─── RECORDS SUPPLIED
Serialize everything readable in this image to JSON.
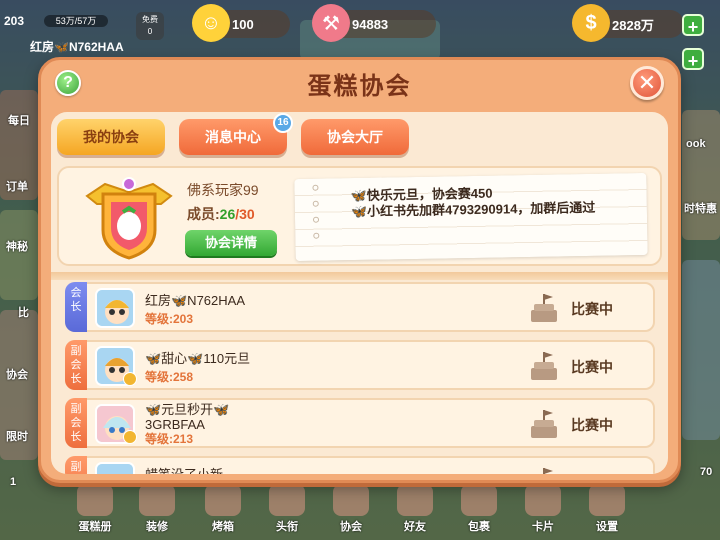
{
  "hud": {
    "level": "203",
    "xp_text": "53万/57万",
    "prop_label": "免费",
    "prop_count": "0",
    "smile_value": "100",
    "hammer_value": "94883",
    "coin_value": "2828万",
    "player_tag": "红房🦋N762HAA",
    "plus_label": "+"
  },
  "side_labels": [
    "每日",
    "订单",
    "神秘",
    "比",
    "协会",
    "限时",
    "1",
    "70"
  ],
  "right_labels": [
    "ook",
    "时特惠"
  ],
  "bottom_nav": [
    "蛋糕册",
    "装修",
    "烤箱",
    "头衔",
    "协会",
    "好友",
    "包裹",
    "卡片",
    "设置"
  ],
  "dialog": {
    "title": "蛋糕协会",
    "help_label": "?",
    "close_label": "✕",
    "tabs": [
      {
        "label": "我的协会",
        "active": true
      },
      {
        "label": "消息中心",
        "badge": "16"
      },
      {
        "label": "协会大厅"
      }
    ],
    "guild": {
      "name": "佛系玩家99",
      "members_label": "成员:",
      "members_current": "26",
      "members_sep": "/",
      "members_max": "30",
      "detail_button": "协会详情",
      "notice": "🦋快乐元旦，协会赛450\n🦋小红书先加群4793290914，加群后通过"
    },
    "members": [
      {
        "role": "会\n长",
        "role_type": "leader",
        "name": "红房🦋N762HAA",
        "level": "等级:203",
        "status": "比赛中"
      },
      {
        "role": "副\n会\n长",
        "role_type": "vice",
        "name": "🦋甜心🦋110元旦",
        "level": "等级:258",
        "status": "比赛中"
      },
      {
        "role": "副\n会\n长",
        "role_type": "vice",
        "name": "🦋元旦秒开🦋\n3GRBFAA",
        "level": "等级:213",
        "status": "比赛中"
      },
      {
        "role": "副",
        "role_type": "vice",
        "name": "蜡笔没了小新",
        "level": "",
        "status": ""
      }
    ]
  },
  "colors": {
    "dialog_bg": "#f4ad7a",
    "panel_bg": "#fbe9d3",
    "tab_active": "#f5a623",
    "tab_inactive": "#f06a3a",
    "green_button": "#33a833",
    "level_text": "#e3743a"
  }
}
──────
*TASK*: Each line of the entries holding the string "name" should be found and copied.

*EXPECTED ANSWER*:
      "name": "佛系玩家99",
        "name": "红房🦋N762HAA",
        "name": "🦋甜心🦋110元旦",
        "name": "🦋元旦秒开🦋\n3GRBFAA",
        "name": "蜡笔没了小新",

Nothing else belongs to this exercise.